He couldn't wait to play his toys and badly missed his brother.
Did he have fun on his first day? It was a loud and clear NO. The school was boring. The day was boring. There was waiting, waiting and more waiting. He was grumpy about having to wake at 'this ridiculous and ungodly hour and having to take the rotten bus to the rotten school'. He told me he had enough of the school and was not going back there anymore. Hahaha!
Ok, I didn't laugh in his face when he expressed his thoughts. He got a pep talk instead.
Clearly, my little boy needs some adjustment time. I am glad he is talking about his feelings though, which will make it easier for me to help him. The school had understandingly allowed parents to visit for the first three days, so I was there during recess on the 4th, 5th and 6th Jan. He looked fine, not chirpily happy but there was nothing out of the ordinary that deserved attention either.
I am sure in a week or two, he will enjoy school more once he has made some friends.
Now that my first born is in Primary school and we have started giving him pocket money, this issue on teaching my children about the value of money becomes more relevant than ever.
Since I was a kid, I have been very careful with my money. It certainly has a lot to do with how my parents raised us, but I think my personality must play a part too.
When we were in Primary school (aged 7 - 12), my parents used to give my siblings and I daily pocket money instead of weekly allowance. I believe the main reason was to prevent us from splurging it all the very moment we got them.
That was what E used to do. He would run out of the house, straight to the first candy store and spend the entire week allowance on an assortment of sweets and comics! :)
I remember getting only 80 cents per day even when I was 12 to spend on snack food/drinks at the school canteen and stationery store if we ever need something. No money on weekends or any special days, except for the Ang Pow money we received during the Chinese New Year.
Even with just $4 a week, I was able to save close to half of that amount every month. With no intention to spend it on anything in particular. I just saved it for rainy days because I didn't need to spend it.
Once a year, my dad would count the change and tell me how much I had saved and the sum was deposited into my bank account. My sister was just like me, accumulating her little wealth from our meagre sum of allowances. Actually she saved even more than me, if I remember correctly, as for a few years, she was known as the miser in the family.
It was a different story with my brothers who spent every penny they had in the canteen. To them, the money was given to be spent. If they were not spent on food, they headed to the small mama shops (neighbourhood shops) to buy stickers and lollipops on the way home.
Like my family, there were savers and spenders among E and his siblings.
The thing is, these very habits of being mindful of the value of money, money management and saving for rainy days remain with us all even when we entered adulthood.
The ones who were never mindful of savings before are more of a spendthrift by the time they started earning their own keep. Or maybe they are just plain generous with their money.
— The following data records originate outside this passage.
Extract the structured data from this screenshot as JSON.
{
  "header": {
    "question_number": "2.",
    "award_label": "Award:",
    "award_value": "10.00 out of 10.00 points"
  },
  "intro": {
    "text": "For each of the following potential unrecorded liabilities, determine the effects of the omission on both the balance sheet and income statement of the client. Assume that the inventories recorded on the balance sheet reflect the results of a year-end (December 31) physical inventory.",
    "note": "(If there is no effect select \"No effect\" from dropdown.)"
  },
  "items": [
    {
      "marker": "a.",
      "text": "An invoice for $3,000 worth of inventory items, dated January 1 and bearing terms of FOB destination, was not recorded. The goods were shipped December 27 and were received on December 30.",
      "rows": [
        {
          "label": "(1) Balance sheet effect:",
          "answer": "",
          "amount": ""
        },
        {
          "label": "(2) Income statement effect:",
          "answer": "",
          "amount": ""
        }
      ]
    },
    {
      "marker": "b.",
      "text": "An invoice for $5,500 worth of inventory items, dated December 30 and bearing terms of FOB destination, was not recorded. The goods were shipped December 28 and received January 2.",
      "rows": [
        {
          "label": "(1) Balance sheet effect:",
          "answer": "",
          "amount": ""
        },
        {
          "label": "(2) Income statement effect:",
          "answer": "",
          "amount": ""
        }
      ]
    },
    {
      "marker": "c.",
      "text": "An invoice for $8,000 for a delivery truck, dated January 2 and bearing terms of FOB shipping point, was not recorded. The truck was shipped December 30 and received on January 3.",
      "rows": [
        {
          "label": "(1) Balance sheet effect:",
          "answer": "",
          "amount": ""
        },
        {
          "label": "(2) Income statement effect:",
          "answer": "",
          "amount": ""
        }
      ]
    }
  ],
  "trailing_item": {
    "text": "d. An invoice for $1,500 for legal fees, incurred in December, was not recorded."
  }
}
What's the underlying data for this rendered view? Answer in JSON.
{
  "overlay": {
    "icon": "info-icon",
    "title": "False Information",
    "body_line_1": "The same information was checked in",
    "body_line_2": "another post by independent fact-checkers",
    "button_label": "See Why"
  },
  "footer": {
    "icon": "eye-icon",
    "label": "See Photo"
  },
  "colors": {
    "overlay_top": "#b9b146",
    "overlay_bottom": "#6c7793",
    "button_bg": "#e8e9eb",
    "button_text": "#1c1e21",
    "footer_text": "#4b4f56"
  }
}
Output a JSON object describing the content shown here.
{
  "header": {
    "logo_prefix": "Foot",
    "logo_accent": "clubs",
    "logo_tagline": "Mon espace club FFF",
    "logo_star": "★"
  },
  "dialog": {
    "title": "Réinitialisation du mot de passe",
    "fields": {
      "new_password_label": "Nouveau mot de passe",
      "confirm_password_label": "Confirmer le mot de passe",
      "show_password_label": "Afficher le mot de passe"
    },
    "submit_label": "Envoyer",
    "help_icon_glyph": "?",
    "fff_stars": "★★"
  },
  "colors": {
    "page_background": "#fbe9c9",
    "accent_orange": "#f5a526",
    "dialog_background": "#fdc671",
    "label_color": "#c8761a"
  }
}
The savers continue to think thrice before treating themselves with their hard-earned money.
As a parent now, naturally, I want my boys to appreciate early enough the value of money and to realize what count as necessary expenses versus the frivolous wants.
But I also want them to know that it is fine to give themselves a little treat now and again, as long as they don't overspend. In fact, it should be encouraged, as I believe it is tied to the development of self-worth.
The night before M's first day of school, I was showing him his wallet and all the compartments. Noting that only the coin compartment was filled, M made a few suggestions.
'Mummy, how about putting a few hundred dollars into here?' (pointing at the note compartment).
'These are for cards, right? Can you also put my credit card in here please, so I won't forget tomorrow?'